The die that is used for the quarter square triangle is called a 4 7/8 inch Triangle. The longest side of the triangle is 6 1/2 inches and four of those triangles will make a 6 1/2 inch (6 inch finished) block or a 3 1/2 x 6 1/2 inch (3 x 6 inch finished) Flying Geese block. The really nice thing about the way Accuquilt made this die is that the layout on the die makes it easy to get the straight grain of the fabric on the longest side of the triangle.
I wanted to make a series of instructions in EQ7 using my Accuquilt GO die system. These are blocks that are made with some of the basic dies using blocks from the EQ7 block library. The first set of 24 I’m going to do will be based on the finished 3″ and 6″ squares and triangles. The information will be available to you as pdf or EQ7 files that have four blocks per file.
The first block is a simpler version of Birds in the Air, one of my favorite blocks. Here’s a photo of the EQ7 file showing the dies used for this. Click the first block to bring up the pdf instructions.
Rebecca Merry is our table runner winner. My husband picked the number out of the proverbial hat, and I found the corresponding comment. I will be emailing her shortly and shipping a pre-cut table runner package this afternoon. I want to thank each and every one of you for your kind comments and for participating in our Blog Hop. I think it has been a great success. I hope you will continue to follow our blogs and fun as we continue to take it to a new level.

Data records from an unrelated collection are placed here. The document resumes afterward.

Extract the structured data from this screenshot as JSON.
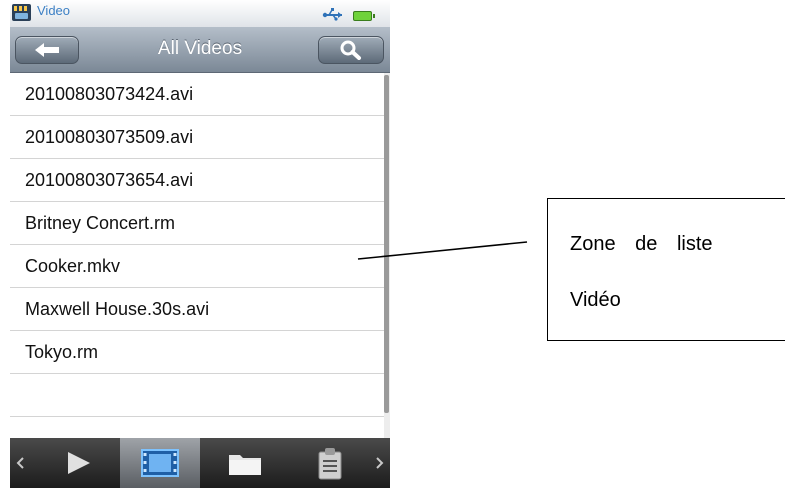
{
  "status_bar": {
    "app_title": "Video",
    "icons": [
      "video-app-icon",
      "usb-icon",
      "battery-icon"
    ]
  },
  "header": {
    "title": "All Videos",
    "back_icon": "left-arrow-icon",
    "search_icon": "search-icon"
  },
  "list": {
    "items": [
      "20100803073424.avi",
      "20100803073509.avi",
      "20100803073654.avi",
      "Britney Concert.rm",
      "Cooker.mkv",
      "Maxwell House.30s.avi",
      "Tokyo.rm",
      ""
    ]
  },
  "toolbar": {
    "items": [
      "scroll-left-icon",
      "play-icon",
      "video-film-icon",
      "folder-icon",
      "clipboard-icon",
      "scroll-right-icon"
    ],
    "selected": "video-film-icon"
  },
  "callout": {
    "line1": "Zone de liste",
    "line2": "Vidéo"
  },
  "colors": {
    "title_bar": "#8e9aa7",
    "toolbar": "#2e2e2e",
    "selected_tab": "#7d8187",
    "app_title": "#3b7fc4",
    "battery": "#6fd23a"
  }
}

I’ve been working on a new block including a video and written instructions. I am almost there. After multiple takes, I finally decided to just finalize the video and accept my imperfections as a recording star <big grin>. The written instructions will be here soon, hopefully later today. I have to go to the pool first and do my workout, then back to the studio to finish writing. For now, here’s a video. I spent more time on this one – it’s nine minutes long – too long in my book. But hopefully this will be useful to beginning quilters.